Secretary of State George P. Shultz yesterday gave strong public support to CIA-backed guerrillas fighting the government of Nicaragua and said that if they get into a jam, they may be able to obtain asylum in the United States.
Interviewed on "Meet the Press" (NBC, WRC), Shultz did not formally acknowledge that the anti-Sandinista "secret army" is receiving covert CIA aid, despite a statement by one of his questioners that this is "an open secret."
Nonetheless, Shultz gave unusually explicit backing to the guerrillas' cause, saying "their goal is one that, given our opinion of that Sandinista government, we can hardly turn away from."
Asked if U.S. forces would intervene to "save the skins" of the guerrillas in case they suffer military reverses, Shultz replied: "Well, if they seek to leave some place and want asylum or something like that, well, they may come here."
Shultz's statement was believed to be the first by a senior U.S. official publicly suggesting the possibility that the CIA-backed forces, presently reported to number more than 10,000 and reportedly being built up by the CIA to 12,000 to 15,000, might be given asylum here if they fail to oust the Sandinista regime.
Until recently U.S. officials generally declined to comment about anti-government guerrillas in Nicaragua, citing a standard practice of not discussing intelligence matters.

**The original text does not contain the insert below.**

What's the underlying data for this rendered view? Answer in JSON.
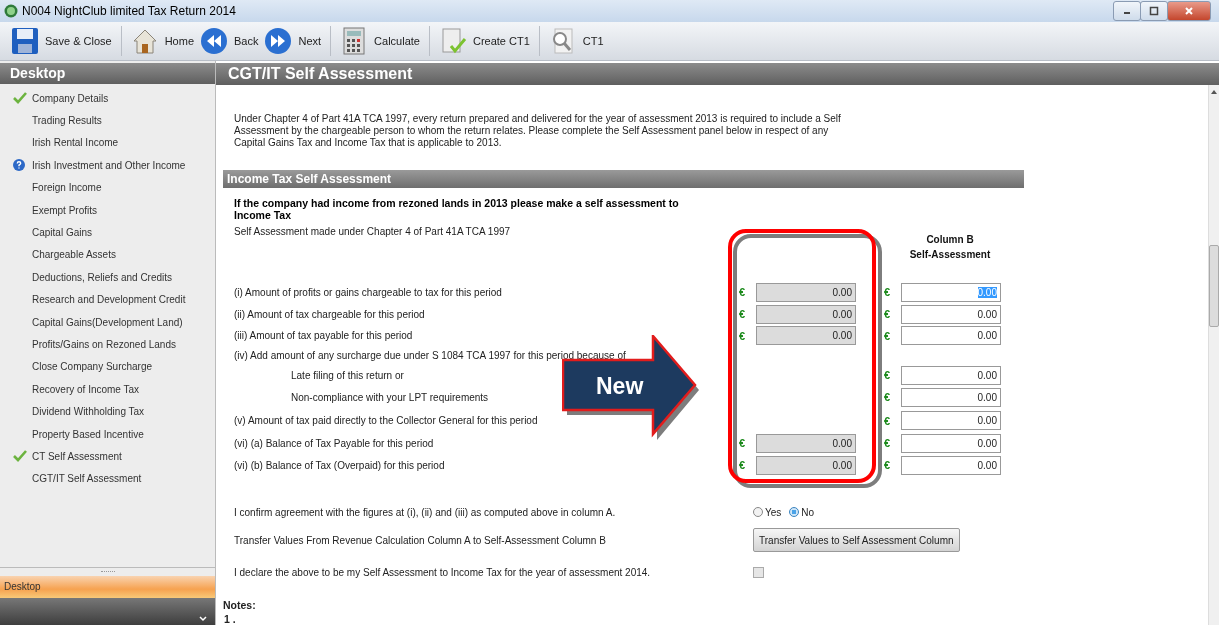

Since the "secret army" became the subject of a lengthy debate in the House, which voted July 28 to ban further CIA aid to the insurgency, officials have begun to speak of the guerrillas more openly, though usually still in guarded terms.
Shultz said the administration has by no means accepted the House vote as "the final verdict" on the anti-government insurgency in Nicaragua, pointing out that the Senate has not acted to cut off U.S. support of the operation and that President Reagan has not signed such legislation into law.
While taking the House vote "very seriously," Shultz said, "we're going to work hard" to see that Congress does not vote to terminate U.S. backing for the operation.
The secretary repeated the official U.S. position that the U.S. government is "not trying to" overthrow the leftist Sandinista government. A law passed last December and signed into law by Reagan forbids covert U.S. aid "for the purpose" of overthrowing that government. Shultz conceded in testimony before the Senate Foreign Relations Committee last Thursday that it "certainly is" the aim of anti-Sandinista forces to overthrow the Managua government.
Asked if U.S. forces might come to the aid of the "secret army" if they get into trouble, Shultz said, "I do not foresee any armed U.S. attempt to overthrow the government of Nicaragua, absolutely none."
Shultz, asked about the incident at sea a week ago in which a U.S. naval vessel shadowed a Soviet freighter bound for Nicaragua, said it was "quite normal" to ask for identification of ship and cargo, as was done of the Soviet vessel.